All I knew about this novel before now was that it, unlike Tillman's previous works, featured very long sentences. I had no idea until just this morning, when I read the bookforum review, that the novel made skin into its leaping-off point for meditations on history and the human condition. I'm pleased to see that my Aunt (yes, we're related) has written this new novel from the point of view of a former historian (and I was just talking to her yesterday about how the worst thing about being historian must be torturous process of editing footnotes!). This current historian is now a designer, fascinated by chairs.
According to Matthew Sharpe,
Magnificently, Lynne Tillman makes skin do what Herman Melville made boats do--contain multitudes. American Genius, though less macho, belongs in the same class as Moby-Dick and Gravity's Rainbow: encyclopedic novels about America and the world. Grand and minute, elegiac and hilarious, this book will also contradict anything anyone can say about it."
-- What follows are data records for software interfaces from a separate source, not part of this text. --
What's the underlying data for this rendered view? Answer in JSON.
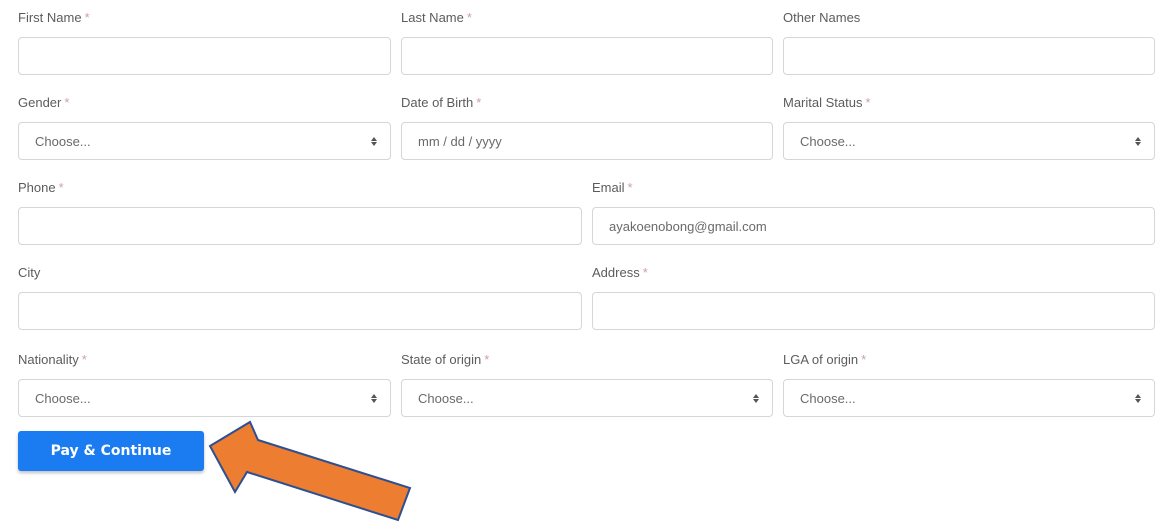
{
  "form": {
    "first_name": {
      "label": "First Name",
      "required": "*",
      "value": ""
    },
    "last_name": {
      "label": "Last Name",
      "required": "*",
      "value": ""
    },
    "other_names": {
      "label": "Other Names",
      "value": ""
    },
    "gender": {
      "label": "Gender",
      "required": "*",
      "value": "Choose..."
    },
    "dob": {
      "label": "Date of Birth",
      "required": "*",
      "placeholder": "mm / dd / yyyy"
    },
    "marital_status": {
      "label": "Marital Status",
      "required": "*",
      "value": "Choose..."
    },
    "phone": {
      "label": "Phone",
      "required": "*",
      "value": ""
    },
    "email": {
      "label": "Email",
      "required": "*",
      "value": "ayakoenobong@gmail.com"
    },
    "city": {
      "label": "City",
      "value": ""
    },
    "address": {
      "label": "Address",
      "required": "*",
      "value": ""
    },
    "nationality": {
      "label": "Nationality",
      "required": "*",
      "value": "Choose..."
    },
    "state_of_origin": {
      "label": "State of origin",
      "required": "*",
      "value": "Choose..."
    },
    "lga_of_origin": {
      "label": "LGA of origin",
      "required": "*",
      "value": "Choose..."
    }
  },
  "submit": {
    "label": "Pay & Continue"
  },
  "colors": {
    "button": "#1a7cf0",
    "arrow_fill": "#ed7d31",
    "arrow_stroke": "#2f4f8f"
  }
}
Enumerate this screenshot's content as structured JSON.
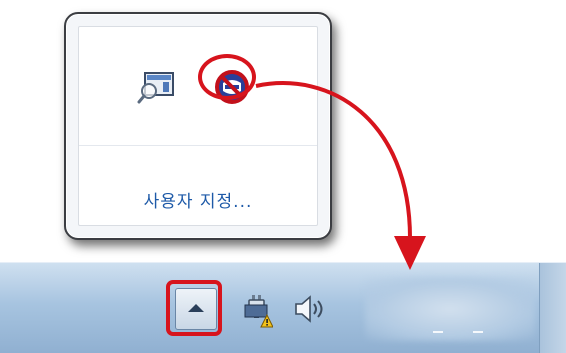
{
  "popup": {
    "customize_label": "사용자 지정..."
  },
  "tray_icons": {
    "popup_icons": [
      "search-window-icon",
      "blocked-icon"
    ],
    "taskbar_icons": [
      "show-hidden-icons-button",
      "network-warning-icon",
      "volume-icon"
    ]
  },
  "colors": {
    "annotation_red": "#d7141d",
    "customize_link": "#1e5aa8",
    "taskbar_top": "#cfe0f0",
    "taskbar_bottom": "#90b0d1"
  }
}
If that's true, it's best to take a look for yourself. It's been excerpted in Bomb magazine, and you can read a snippet online.
It's got a web-presence already, being blogged at books are pretty and Midnight Ambulette twice, actually. Earlier this year, Dennis Cooper was celebrating Lynne Tillman Day. And a fellow in Buffalo includes the new novel on his list of books the New York Times should review in comparison with what they have reviewed, which seems to be Phillip Roth and more Phillip Roth.
I'll have more to say about it after reading it, which I will do on the plane on my way to the American Studies conference in Oakland (about which I will surely blog). What I can say for now is this: Lynne Tillman has remained true to her vision as a writer of serious literature. In a world of "Chick Lit" and navel-gazing memoirs, t's not easy to remain true to a marginalized field in which women are even more notoriously marginalized by critics who are obsessed with boys. So the comparison made in the blurbs to boy-cult author, Thomas Pyncheon, delights me.
From what I know of her work, this novel will do what others have failed at: integrate personal reflection with the weight of American history. I look forward to it.